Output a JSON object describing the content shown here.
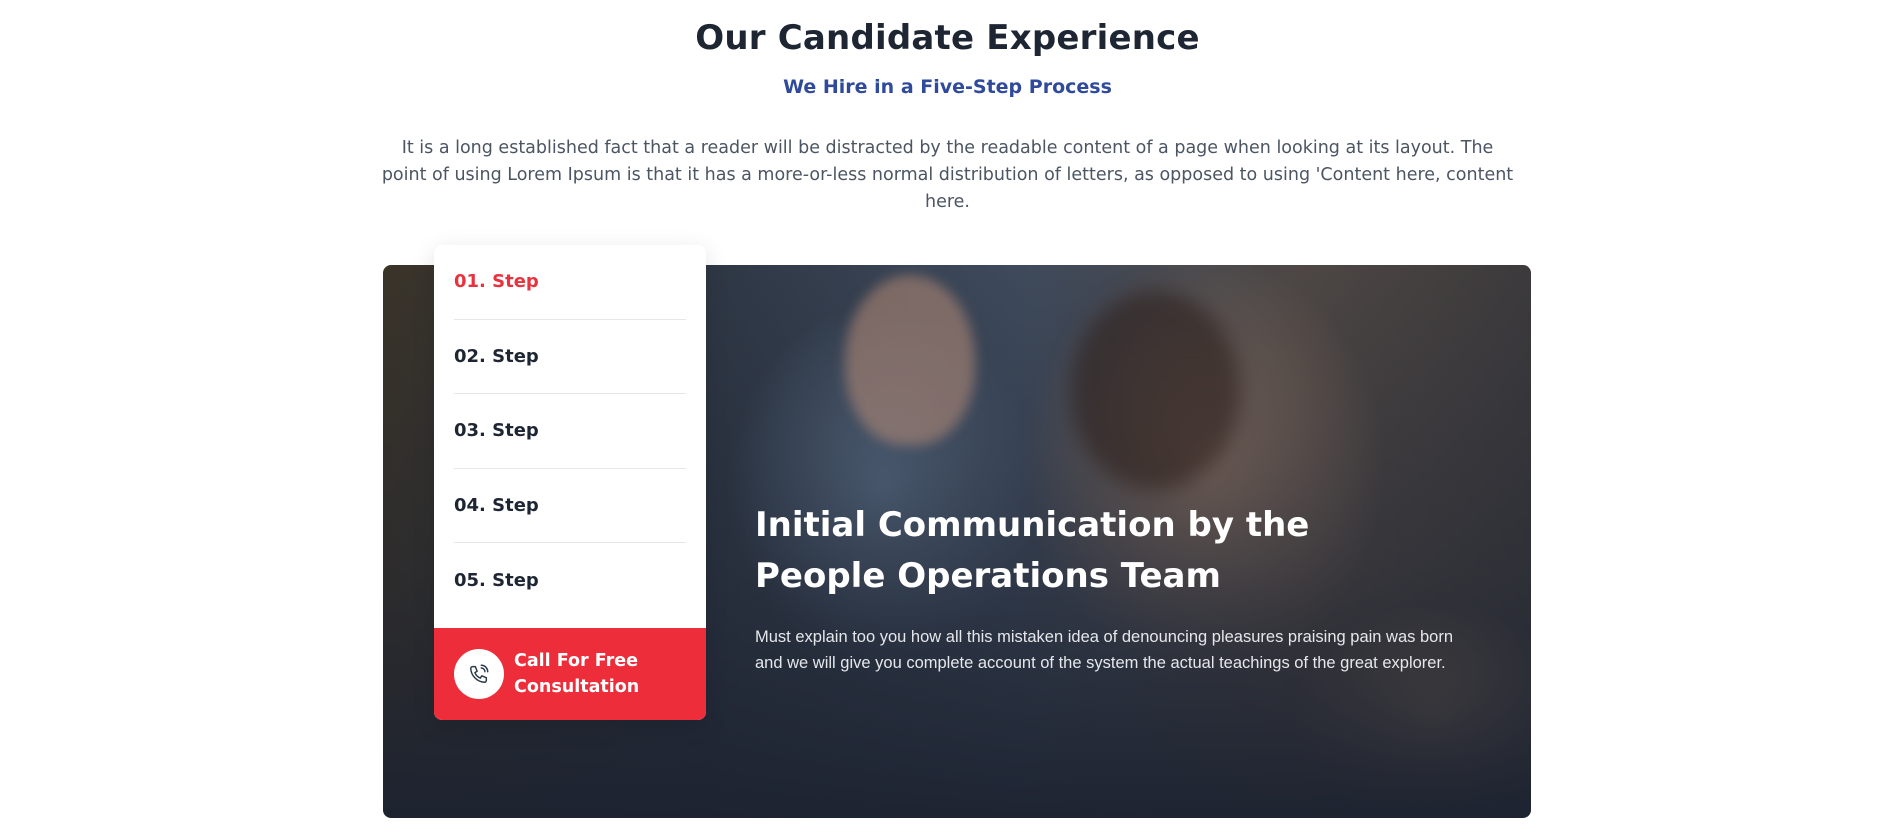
{
  "section": {
    "title": "Our Candidate Experience",
    "subtitle": "We Hire in a Five-Step Process",
    "description": "It is a long established fact that a reader will be distracted by the readable content of a page when looking at its layout. The point of using Lorem Ipsum is that it has a more-or-less normal distribution of letters, as opposed to using 'Content here, content here."
  },
  "steps": {
    "items": [
      {
        "label": "01. Step",
        "active": true
      },
      {
        "label": "02. Step",
        "active": false
      },
      {
        "label": "03. Step",
        "active": false
      },
      {
        "label": "04. Step",
        "active": false
      },
      {
        "label": "05. Step",
        "active": false
      }
    ],
    "call_label": "Call For Free Consultation",
    "call_icon": "phone-icon"
  },
  "hero": {
    "title": "Initial Communication by the People Operations Team",
    "text": "Must explain too you how all this mistaken idea of denouncing pleasures praising pain was born and we will give you complete account of the system the actual teachings of the great explorer."
  },
  "colors": {
    "accent_red": "#ed2d39",
    "active_step": "#e8323e",
    "subtitle_blue": "#2f4a9a",
    "heading_dark": "#1e2533"
  }
}
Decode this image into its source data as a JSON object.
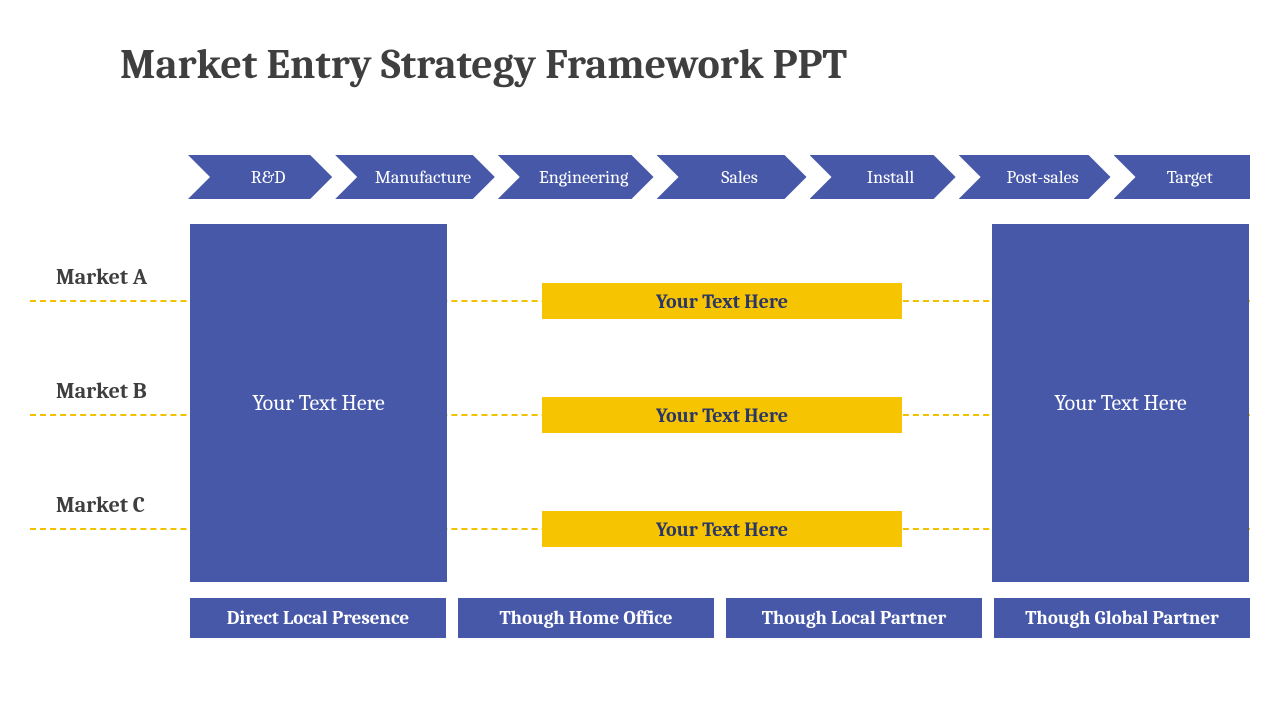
{
  "title": "Market Entry Strategy Framework PPT",
  "chevrons": [
    "R&D",
    "Manufacture",
    "Engineering",
    "Sales",
    "Install",
    "Post-sales",
    "Target"
  ],
  "markets": {
    "a": "Market A",
    "b": "Market B",
    "c": "Market C"
  },
  "left_block": "Your Text Here",
  "right_block": "Your Text Here",
  "yellow": {
    "a": "Your Text Here",
    "b": "Your Text Here",
    "c": "Your Text Here"
  },
  "bottom": [
    "Direct Local Presence",
    "Though Home Office",
    "Though Local Partner",
    "Though Global Partner"
  ],
  "colors": {
    "primary": "#4758a8",
    "accent": "#f6c400",
    "text": "#3f3f3f"
  }
}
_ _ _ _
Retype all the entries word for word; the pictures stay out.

▸ **Solution to the problem**
Output a JSON object describing the content shown here.
{
  "section": {
    "title": "Our Candidate Experience",
    "subtitle": "We Hire in a Five-Step Process",
    "description": "It is a long established fact that a reader will be distracted by the readable content of a page when looking at its layout. The point of using Lorem Ipsum is that it has a more-or-less normal distribution of letters, as opposed to using 'Content here, content here."
  },
  "steps": {
    "items": [
      {
        "label": "01. Step",
        "active": true
      },
      {
        "label": "02. Step",
        "active": false
      },
      {
        "label": "03. Step",
        "active": false
      },
      {
        "label": "04. Step",
        "active": false
      },
      {
        "label": "05. Step",
        "active": false
      }
    ],
    "call_label": "Call For Free Consultation",
    "call_icon": "phone-icon"
  },
  "hero": {
    "title": "Initial Communication by the People Operations Team",
    "text": "Must explain too you how all this mistaken idea of denouncing pleasures praising pain was born and we will give you complete account of the system the actual teachings of the great explorer."
  },
  "colors": {
    "accent_red": "#ed2d39",
    "active_step": "#e8323e",
    "subtitle_blue": "#2f4a9a",
    "heading_dark": "#1e2533"
  }
}
Decode this image into its source data as a JSON object.
{
  "title": "Market Entry Strategy Framework PPT",
  "chevrons": [
    "R&D",
    "Manufacture",
    "Engineering",
    "Sales",
    "Install",
    "Post-sales",
    "Target"
  ],
  "markets": {
    "a": "Market A",
    "b": "Market B",
    "c": "Market C"
  },
  "left_block": "Your Text Here",
  "right_block": "Your Text Here",
  "yellow": {
    "a": "Your Text Here",
    "b": "Your Text Here",
    "c": "Your Text Here"
  },
  "bottom": [
    "Direct Local Presence",
    "Though Home Office",
    "Though Local Partner",
    "Though Global Partner"
  ],
  "colors": {
    "primary": "#4758a8",
    "accent": "#f6c400",
    "text": "#3f3f3f"
  }
}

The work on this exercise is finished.